The average frequent flyer spends at least one hour researching prospective hotels online in his or her destination before booking a flight. In 2017, it will be a marketing sin for hotels not to have a presence on Twitter, which boasted 319 million monthly active users as of the fourth quarter of 2016.
Also, Twitter provides a two-way communication channel between brands and customers, especially for the hospitality industry, which is more customer-centric than others.
Twitter marketing for hotels is all about communicating with customers, meeting future guests, resolving problems and learning more about prospective guests to increase return on investment.
Businesses such as MGM Grand, Major League Baseball and JetBlue have mastered the art of Twitter marketing and its use as a communication tool by running contests, attracting potential guests by social listening to certain phrases providing customer support and fostering relationships.
Below are four underutilized Twitter marketing strategies that every hotel needs to adopt to boost social engagement and customers.
A study by Buffer showed that attaching images to tweets raised Twitter engagement by as much as double, and tweets with images received 18 percent more clicks than those without. Similarly, a study of verified accounts showed that Twitter images resulted in up to 35 percent more retweets.
Imagine the number of retweets, likes, tweet impression and extra eyes for a hotel brand when it tags a departing customer with his or her last photo in the hotel, asking if he or she had a safe trip back home?
Hotels can request guests’ Twitter information upon check-in and offer special discounts at restaurants or spas in exchange for it, including the permission to take their pictures. Photo tagging present or departing hotel guests asking about their visit, following up after their stay or informing them about special events and deals at your hotel will yield immeasurable results.

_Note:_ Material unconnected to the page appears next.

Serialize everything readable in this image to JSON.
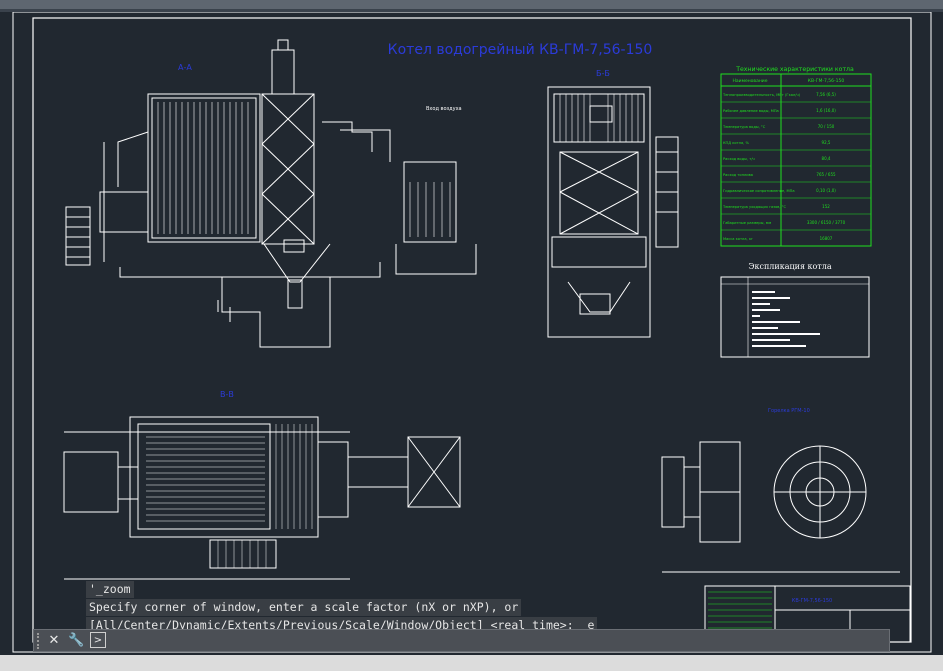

Used tactically, photo tags are an extraordinary way of targeting a specific audience (influencers, guest followers on Twitter, business owners, etc.). For instance, photo-tagging the local chambers of commerce is a sure way to ensure that your tweet gets read by the followers of that business community.